The Bear Shola, Tiger Shola, Pambar Shola, Vattakanal Shola, Peumalmalai Shola and Blackburn Shola of Palni Hills are located in and around Kodaikanal within a radius of 8 km. Bombay Shola is located on the edge of Kodaikanal, while Vattakanal is 6 km outside it. In Bombay Shola, the ground cover is meagre due to heavy exploitation. The montane quasi-temperate climate of Kodaikanal plateau is maintained due to the presence of these sholas and the century old Pine and Wattle plantations. Among these sholas, the Pambar and Vattakanal Sholas are probably the best preserved. Vattakanal Shola contains six extremely rare and endangered tree species and numerous terrestrial orchids. These sholas are home to many endemic species of plants, amphibians, butterflies and birds (S. Balachandran pers. comm. 2002). The plateau bears grasslands alternating with wooded shola. Many endemic and endangered plant species were reported from Pampar and Vattakanal.
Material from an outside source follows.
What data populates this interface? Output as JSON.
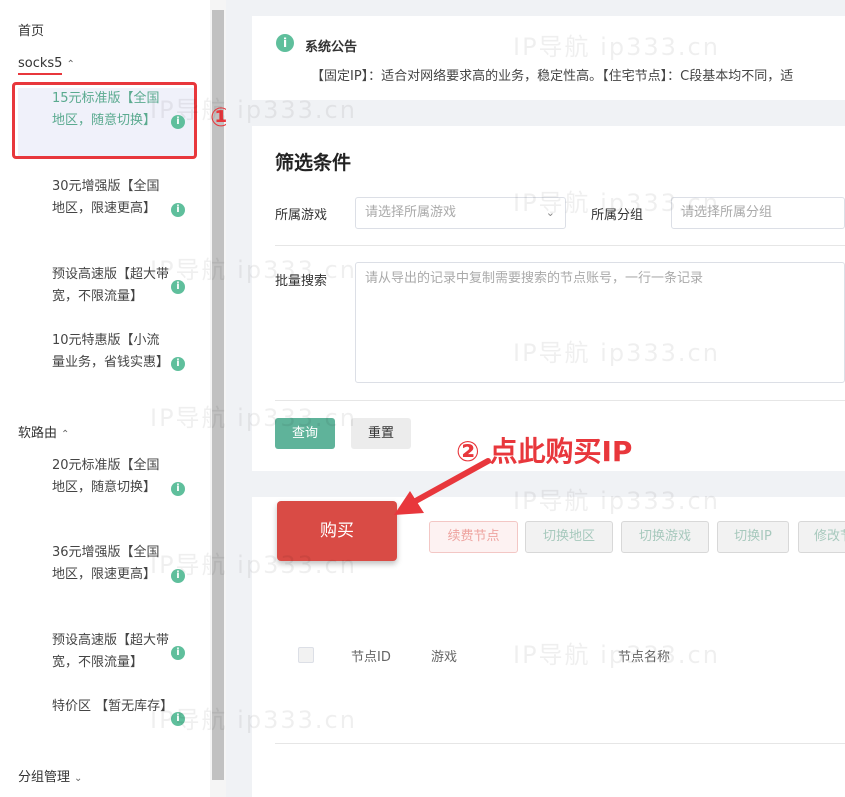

About 75% of the plateaus originally bore grassland. The grasslands are famous for Strobilanthes kunthianus, which blossoms once in 12 years. The occurrence of the highly endangered Bentinckia condopanna at Pampar Shola is noteworthy. The Pambar Sholas, also has some very rare species such as Sonerila pulneyensis, Hoya wightii palnensis, Plectranthus bourneae, Tichoglottis tenera and Phyllanthus chandrabosei.

Key biodiversity

AVIFAUNA: Almost all the high altitude endemics of the Western Ghats have been seen in these sholas. Interestingly, the threatened and endemic Nilgiri Wood-Pigeon Columba elphinstonii, which was rare during the 1980s, has now become quite common, and found to breed in these shola patches. No decline has been observed in other endemic species, including White-bellied Shortwing Brachypteryx major and Nilgiri Flycatcher Eumyias albicaudata, which is evident from their common occurrence in the gardens and campuses of Kodaikanal town. From BNHS ringing data of the last 30 years, it was found that the Black-and-Orange Flycatcher Ficedula Nigrorufa and White-bellied Shortwing from neighbouring forest patches (Poombarai) have shown a steady increase in the total bird catch since the 1970s (Balachandran pers comm. 2003). However, the Nilgiri Pipit Anthus nilghiriensis has decreased, mainly due to the plantation of exotic trees in Shola grasslands (Balachandran et al. 2003). Of the 16 restricted range species of the Western Ghats (Stattersfield et al. 1998), seven have been reported from this IBA (Balachandran pers. comm. 2002).

OTHER KEY FAUNA: The major predators are the Tiger Panthera tigris and Leopard Panthera pardus but the sightings of these two predators have become rare in these sholas due to human disturbance. Barking Deer Muntiacus muntjak is the commonest ungulate. The Gaur Bos frontalis and Wild Boar Sus scrofa population is increasing (S. Balachandran pers. comm. 2003). Wild Dog Cuon alpinus and Sambar Cervus unicolor have decreased. Indian Giant Squirrel Ratufa indica is found in all suitable forest patches. The Bonnet Macaque Macaca radiata has increased to pest proportion as tourists feed the animals.

Key contributors: S. Balachandran and Ian Lockwood.

Recommended citation
BirdLife International (2021) Important Bird Areas factsheet: Shola around Kodaikanal. Downloaded from on 29/11/2021.